10) Unleash more Virtual Console titles at once
At least five to ten should be pumped out on a weekly basis, as many as possible with additional enhancements that could come with features like online play or adding multiplayer to an otherwise single-player outing. The Nintendo 64 and GameCube, at time of writing, are still missing and the Nintendo 64 could easily be brought across with minimal fuss. There's a big market to use the back catalogue as easy wins, yet Nintendo are being incredibly conservative when it comes to using this weapon to their advantage.
There is an opportunity, just like Nintendo took with the European release of Earthbound, to finally launch games that may not have ever appeared in a particular region - those more obscure Japan only games or content that may have been deemed too risqué for European audiences back in the day.

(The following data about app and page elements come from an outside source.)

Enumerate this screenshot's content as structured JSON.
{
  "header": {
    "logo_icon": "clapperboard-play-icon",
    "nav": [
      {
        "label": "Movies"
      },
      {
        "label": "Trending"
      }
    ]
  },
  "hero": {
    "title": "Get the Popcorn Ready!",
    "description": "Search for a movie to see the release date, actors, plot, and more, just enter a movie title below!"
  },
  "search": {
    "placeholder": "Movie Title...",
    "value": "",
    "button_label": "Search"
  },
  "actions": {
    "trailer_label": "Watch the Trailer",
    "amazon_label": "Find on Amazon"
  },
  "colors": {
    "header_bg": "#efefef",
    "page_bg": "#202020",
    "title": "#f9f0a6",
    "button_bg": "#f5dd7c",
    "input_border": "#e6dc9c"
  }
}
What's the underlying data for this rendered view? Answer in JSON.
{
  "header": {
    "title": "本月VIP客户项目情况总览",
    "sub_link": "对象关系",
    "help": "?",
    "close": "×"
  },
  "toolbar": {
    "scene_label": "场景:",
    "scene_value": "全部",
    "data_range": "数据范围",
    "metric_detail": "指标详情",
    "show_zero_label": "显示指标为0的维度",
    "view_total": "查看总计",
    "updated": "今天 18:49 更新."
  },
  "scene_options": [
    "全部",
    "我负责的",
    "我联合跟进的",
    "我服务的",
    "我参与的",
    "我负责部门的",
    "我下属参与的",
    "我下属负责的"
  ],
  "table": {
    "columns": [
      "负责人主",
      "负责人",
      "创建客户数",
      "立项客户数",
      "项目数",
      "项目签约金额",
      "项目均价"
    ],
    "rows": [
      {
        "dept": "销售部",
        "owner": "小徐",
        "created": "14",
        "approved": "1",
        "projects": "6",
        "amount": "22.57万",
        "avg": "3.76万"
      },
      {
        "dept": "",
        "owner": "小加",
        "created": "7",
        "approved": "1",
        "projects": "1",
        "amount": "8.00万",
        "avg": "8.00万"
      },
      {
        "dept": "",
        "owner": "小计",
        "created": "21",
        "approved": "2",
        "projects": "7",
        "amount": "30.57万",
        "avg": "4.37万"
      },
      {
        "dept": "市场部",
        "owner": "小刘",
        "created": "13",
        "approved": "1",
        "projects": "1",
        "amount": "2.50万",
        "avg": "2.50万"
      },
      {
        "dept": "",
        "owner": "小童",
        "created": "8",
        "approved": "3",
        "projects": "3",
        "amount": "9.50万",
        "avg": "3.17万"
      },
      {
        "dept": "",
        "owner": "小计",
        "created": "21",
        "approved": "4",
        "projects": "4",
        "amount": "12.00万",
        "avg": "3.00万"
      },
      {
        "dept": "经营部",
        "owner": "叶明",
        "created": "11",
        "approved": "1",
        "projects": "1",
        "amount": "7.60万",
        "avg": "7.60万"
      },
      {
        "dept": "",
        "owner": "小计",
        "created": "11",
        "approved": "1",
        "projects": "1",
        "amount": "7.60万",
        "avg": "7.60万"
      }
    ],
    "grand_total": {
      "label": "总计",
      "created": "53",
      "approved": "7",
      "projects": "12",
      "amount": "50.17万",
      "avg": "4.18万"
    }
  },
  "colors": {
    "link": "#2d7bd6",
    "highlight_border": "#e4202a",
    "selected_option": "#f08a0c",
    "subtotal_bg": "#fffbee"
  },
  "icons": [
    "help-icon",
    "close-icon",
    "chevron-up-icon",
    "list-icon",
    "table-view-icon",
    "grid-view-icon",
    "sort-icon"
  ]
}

11) Partner with More Japanese and Western Third Party Studios
Capcom lent a hand towards Nintendo during the GameCube era, and right now could be invaluable in aiding the Wii U resurgence - any exclusive games that take advantage of the Wii U hardware certainly wouldn't go amiss, including Resident Evil, Devil May Cry, Street Fighter or better still, a hypothetical Capcom vs Nintendo moment would be gaming gold.

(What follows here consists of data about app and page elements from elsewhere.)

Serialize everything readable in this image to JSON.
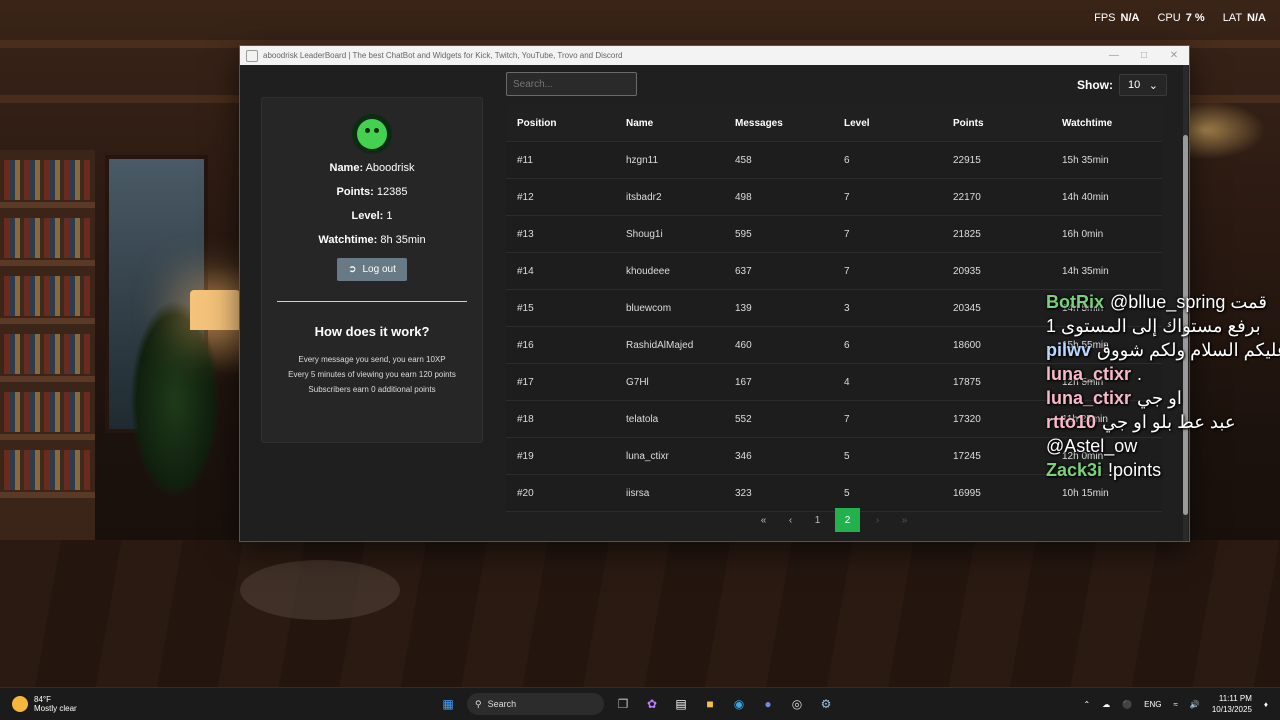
{
  "perf": {
    "fps_label": "FPS",
    "fps_value": "N/A",
    "cpu_label": "CPU",
    "cpu_value": "7 %",
    "lat_label": "LAT",
    "lat_value": "N/A"
  },
  "window": {
    "title": "aboodrisk LeaderBoard | The best ChatBot and Widgets for Kick, Twitch, YouTube, Trovo and Discord"
  },
  "profile": {
    "name_label": "Name:",
    "name_value": "Aboodrisk",
    "points_label": "Points:",
    "points_value": "12385",
    "level_label": "Level:",
    "level_value": "1",
    "watch_label": "Watchtime:",
    "watch_value": "8h 35min",
    "logout_label": "Log out",
    "how_title": "How does it work?",
    "how_lines": [
      "Every message you send, you earn 10XP",
      "Every 5 minutes of viewing you earn 120 points",
      "Subscribers earn 0 additional points"
    ]
  },
  "search": {
    "placeholder": "Search..."
  },
  "show": {
    "label": "Show:",
    "value": "10"
  },
  "table": {
    "headers": [
      "Position",
      "Name",
      "Messages",
      "Level",
      "Points",
      "Watchtime"
    ],
    "rows": [
      [
        "#11",
        "hzgn11",
        "458",
        "6",
        "22915",
        "15h 35min"
      ],
      [
        "#12",
        "itsbadr2",
        "498",
        "7",
        "22170",
        "14h 40min"
      ],
      [
        "#13",
        "Shoug1i",
        "595",
        "7",
        "21825",
        "16h 0min"
      ],
      [
        "#14",
        "khoudeee",
        "637",
        "7",
        "20935",
        "14h 35min"
      ],
      [
        "#15",
        "bluewcom",
        "139",
        "3",
        "20345",
        "14h 5min"
      ],
      [
        "#16",
        "RashidAlMajed",
        "460",
        "6",
        "18600",
        "15h 55min"
      ],
      [
        "#17",
        "G7Hl",
        "167",
        "4",
        "17875",
        "12h 5min"
      ],
      [
        "#18",
        "telatola",
        "552",
        "7",
        "17320",
        "11h 25min"
      ],
      [
        "#19",
        "luna_ctixr",
        "346",
        "5",
        "17245",
        "12h 0min"
      ],
      [
        "#20",
        "iisrsa",
        "323",
        "5",
        "16995",
        "10h 15min"
      ]
    ]
  },
  "pager": {
    "first": "«",
    "prev": "‹",
    "pages": [
      "1",
      "2"
    ],
    "next": "›",
    "last": "»",
    "active": "2"
  },
  "chat": [
    {
      "user": "BotRix",
      "color": "#7bd17b",
      "msg": "@bllue_spring قمت"
    },
    {
      "user": "",
      "color": "#ffffff",
      "msg": "برفع مستواك إلى المستوى 1"
    },
    {
      "user": "pilwv",
      "color": "#b8d8ff",
      "msg": "وعليكم السلام ولكم شووق"
    },
    {
      "user": "luna_ctixr",
      "color": "#f7b9c8",
      "msg": "."
    },
    {
      "user": "luna_ctixr",
      "color": "#f7b9c8",
      "msg": "او جي"
    },
    {
      "user": "rtto10",
      "color": "#f7b9c8",
      "msg": "عبد عط بلو او جي"
    },
    {
      "user": "",
      "color": "#ffffff",
      "msg": "@Astel_ow"
    },
    {
      "user": "Zack3i",
      "color": "#7bd17b",
      "msg": "!points"
    }
  ],
  "taskbar": {
    "temp": "84°F",
    "condition": "Mostly clear",
    "search": "Search",
    "lang": "ENG",
    "time": "11:11 PM",
    "date": "10/13/2025"
  }
}
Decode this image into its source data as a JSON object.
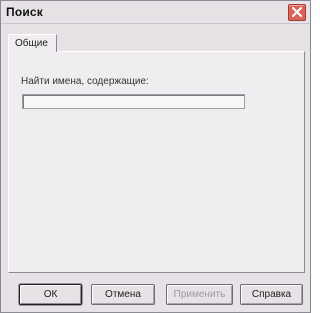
{
  "window": {
    "title": "Поиск"
  },
  "tabs": [
    {
      "label": "Общие"
    }
  ],
  "search": {
    "label": "Найти имена, содержащие:",
    "value": "",
    "placeholder": ""
  },
  "buttons": {
    "ok": "ОК",
    "cancel": "Отмена",
    "apply": "Применить",
    "help": "Справка"
  },
  "colors": {
    "close_button": "#d8645a",
    "window_bg": "#e6e2e6",
    "panel_bg": "#f0edf0"
  },
  "icons": {
    "close": "close-icon"
  }
}
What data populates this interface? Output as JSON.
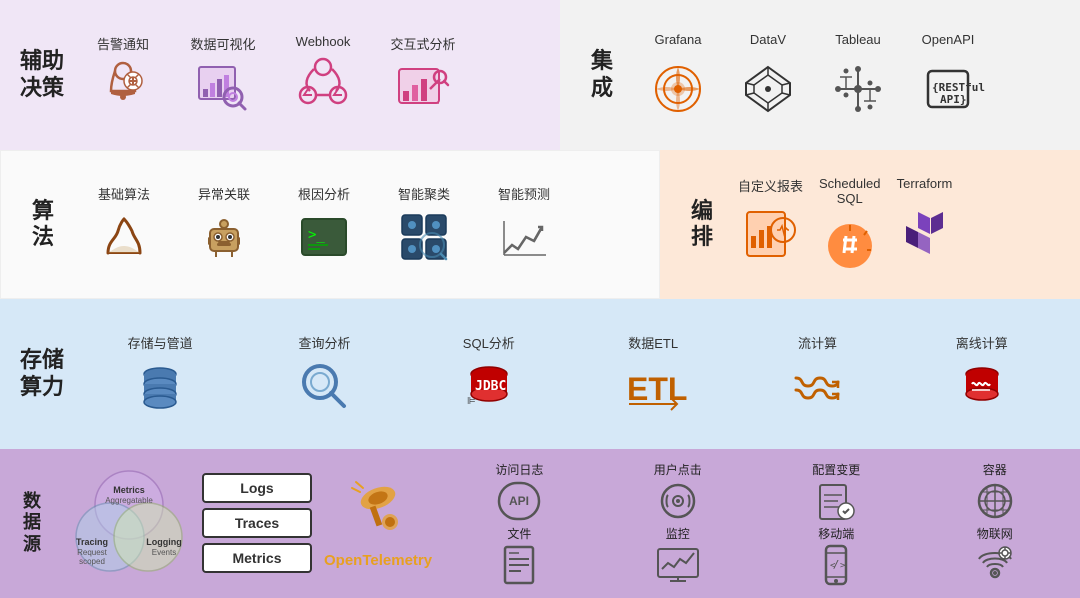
{
  "rows": {
    "row1": {
      "left": {
        "title": "辅助\n决策",
        "items": [
          {
            "label": "告警通知",
            "icon": "bell-gear"
          },
          {
            "label": "数据可视化",
            "icon": "chart-search"
          },
          {
            "label": "Webhook",
            "icon": "webhook"
          },
          {
            "label": "交互式分析",
            "icon": "interactive-chart"
          }
        ]
      },
      "right": {
        "title": "集\n成",
        "items": [
          {
            "label": "Grafana",
            "icon": "grafana"
          },
          {
            "label": "DataV",
            "icon": "datav"
          },
          {
            "label": "Tableau",
            "icon": "tableau"
          },
          {
            "label": "OpenAPI",
            "icon": "openapi"
          }
        ]
      }
    },
    "row2": {
      "left": {
        "title": "算\n法",
        "items": [
          {
            "label": "基础算法",
            "icon": "base-algo"
          },
          {
            "label": "异常关联",
            "icon": "robot"
          },
          {
            "label": "根因分析",
            "icon": "terminal"
          },
          {
            "label": "智能聚类",
            "icon": "cluster"
          },
          {
            "label": "智能预测",
            "icon": "prediction"
          }
        ]
      },
      "right": {
        "title": "编\n排",
        "items": [
          {
            "label": "自定义报表",
            "icon": "custom-report"
          },
          {
            "label": "Scheduled\nSQL",
            "icon": "scheduled-sql"
          },
          {
            "label": "Terraform",
            "icon": "terraform"
          }
        ]
      }
    },
    "row3": {
      "title": "存储\n算力",
      "items": [
        {
          "label": "存储与管道",
          "icon": "storage"
        },
        {
          "label": "查询分析",
          "icon": "search-analysis"
        },
        {
          "label": "SQL分析",
          "icon": "jdbc"
        },
        {
          "label": "数据ETL",
          "icon": "etl"
        },
        {
          "label": "流计算",
          "icon": "stream-compute"
        },
        {
          "label": "离线计算",
          "icon": "offline-compute"
        }
      ]
    },
    "row4": {
      "title": "数\n据\n源",
      "venn": {
        "circles": [
          "Metrics\nAggregatable",
          "Tracing\nRequest\nscoped",
          "Logging\nEvents"
        ]
      },
      "ltm": [
        "Logs",
        "Traces",
        "Metrics"
      ],
      "opentelemetry": "OpenTelemetry",
      "datasources": [
        {
          "label": "访问日志",
          "icon": "api-icon"
        },
        {
          "label": "用户点击",
          "icon": "click-icon"
        },
        {
          "label": "配置变更",
          "icon": "config-icon"
        },
        {
          "label": "容器",
          "icon": "container-icon"
        },
        {
          "label": "文件",
          "icon": "file-icon"
        },
        {
          "label": "监控",
          "icon": "monitor-icon"
        },
        {
          "label": "移动端",
          "icon": "mobile-icon"
        },
        {
          "label": "物联网",
          "icon": "iot-icon"
        }
      ]
    }
  }
}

Next to Capcom would be Namco Bandai and Square Enix, with exclusive entries in the Tales and Final Fantasy franchises having the potential to draw in potential Wii U owners who might be sitting on the fence. 3D remakes for classic Final Fantasy games helped the DS, so a similar approach could aid the Wii U through enhanced ports of past entries, an exclusive new Crystal Chronicles, or better still, exclusivity on a main numbered RPG entry.
Even if Nintendo doesn't necessarily opt for full projects with fellow studios, at least outsourcing work to companies could ease some of the load and the pressure that the House of Mario has in producing top-notch HD content. Capcom, SEGA, Namco Bandai, Square Enix and more all have many more years in HD gaming than Nintendo, so their advice and help would be invaluable going forward. With Namco Bandai helping put together the next Super Smash Bros, it's the first steps to expanding Nintendo into the HD realm.

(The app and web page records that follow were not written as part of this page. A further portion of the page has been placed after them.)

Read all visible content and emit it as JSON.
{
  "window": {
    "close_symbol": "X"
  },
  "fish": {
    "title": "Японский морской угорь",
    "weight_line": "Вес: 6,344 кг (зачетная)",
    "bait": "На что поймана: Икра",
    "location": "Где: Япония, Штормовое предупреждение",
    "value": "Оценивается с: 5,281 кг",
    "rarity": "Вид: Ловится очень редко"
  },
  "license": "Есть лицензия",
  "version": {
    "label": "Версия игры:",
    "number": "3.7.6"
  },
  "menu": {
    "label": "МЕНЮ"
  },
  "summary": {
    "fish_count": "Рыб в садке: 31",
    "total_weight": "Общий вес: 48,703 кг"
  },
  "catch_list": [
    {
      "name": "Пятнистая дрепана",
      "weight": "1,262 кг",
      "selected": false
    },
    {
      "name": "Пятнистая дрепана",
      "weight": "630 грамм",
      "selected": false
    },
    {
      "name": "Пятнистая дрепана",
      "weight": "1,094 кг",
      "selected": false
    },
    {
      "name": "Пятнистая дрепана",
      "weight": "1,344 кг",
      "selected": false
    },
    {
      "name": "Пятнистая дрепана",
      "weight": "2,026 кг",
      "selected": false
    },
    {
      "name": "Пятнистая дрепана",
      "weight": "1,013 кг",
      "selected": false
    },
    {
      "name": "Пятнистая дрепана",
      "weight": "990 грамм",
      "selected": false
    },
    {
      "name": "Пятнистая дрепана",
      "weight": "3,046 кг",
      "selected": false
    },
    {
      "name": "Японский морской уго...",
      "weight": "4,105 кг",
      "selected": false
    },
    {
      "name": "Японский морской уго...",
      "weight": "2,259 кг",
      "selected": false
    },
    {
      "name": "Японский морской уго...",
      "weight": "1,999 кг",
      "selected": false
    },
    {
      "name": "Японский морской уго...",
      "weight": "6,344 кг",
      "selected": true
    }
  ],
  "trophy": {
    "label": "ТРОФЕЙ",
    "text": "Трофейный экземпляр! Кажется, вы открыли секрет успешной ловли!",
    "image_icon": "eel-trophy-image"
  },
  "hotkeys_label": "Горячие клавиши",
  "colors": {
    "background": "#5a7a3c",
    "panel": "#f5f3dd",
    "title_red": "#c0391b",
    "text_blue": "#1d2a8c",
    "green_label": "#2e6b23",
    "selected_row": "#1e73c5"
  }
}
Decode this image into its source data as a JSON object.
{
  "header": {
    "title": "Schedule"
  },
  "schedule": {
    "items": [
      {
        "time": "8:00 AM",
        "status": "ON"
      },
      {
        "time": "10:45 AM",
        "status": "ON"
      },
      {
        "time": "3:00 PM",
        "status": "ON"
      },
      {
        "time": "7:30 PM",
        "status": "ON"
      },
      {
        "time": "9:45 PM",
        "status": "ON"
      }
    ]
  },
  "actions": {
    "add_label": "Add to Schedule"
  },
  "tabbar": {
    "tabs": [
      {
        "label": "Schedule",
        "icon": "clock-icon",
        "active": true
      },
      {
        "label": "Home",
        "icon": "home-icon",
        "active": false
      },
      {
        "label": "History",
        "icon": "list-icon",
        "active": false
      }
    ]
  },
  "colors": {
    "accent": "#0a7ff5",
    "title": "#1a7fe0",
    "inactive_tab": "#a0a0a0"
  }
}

Outside Japan, studios like Retro and Next Level Games have helped put together some stellar exclusive titles and Nintendo would be wise to expand their second-party relationships with newer teams around the globe. Western developers could learn from Nintendo's practices and vice-versa, bringing together a wealth of knowledge and of course helping introduce more exclusives to the Wii U's very thin line-up so far.
12) More First Party Franchises on Wii U
By handing out some of these titles to third party developers, as Nintendo has done with Retro, Next Level and SEGA so far, fans can finally have a fix and some who are waiting for these titles before buying a Wii U can finally have reason to.
13) HD Remakes to Fill the Wii U Gaps
Given the appeal and speed of development for The Legend of Zelda: The Wind Waker HD, Nintendo could bring Super Mario Galaxy 1/2, Metroid Prime, F-Zero GX, The Legend of Zelda: Twilight Princess, Super Mario Sunshine, The Legend of Zelda: Skyward Sword and much more to the Wii U as part of a "Nintendo Classics" range. It's been done before on the Wii and more recently with The Wind Waker HD, so a similar approach could help ease off the development times for newer entries.
14) Greater and Clearer Advertising Push
At time of writing, there's still a lack of Wii U advertising - particularly in the UK - with a handful of promotions during the festive season, but not as much as Sony or Microsoft by any means.
15) Ditch the Wii U Branding in Favour of Wii 2
Nintendo need to really consider keeping the Wii U name going forward, and perhaps settle for a re-launch under the name "Wii 2" to make it absolutely clear that it's the successor console. Just pop on a "Formerly Wii U" on the box and they're set.
What can Nintendo do to bounce back with the Wii U and 3DS over the coming year? Be sure to share your thoughts in our comments section and poll below.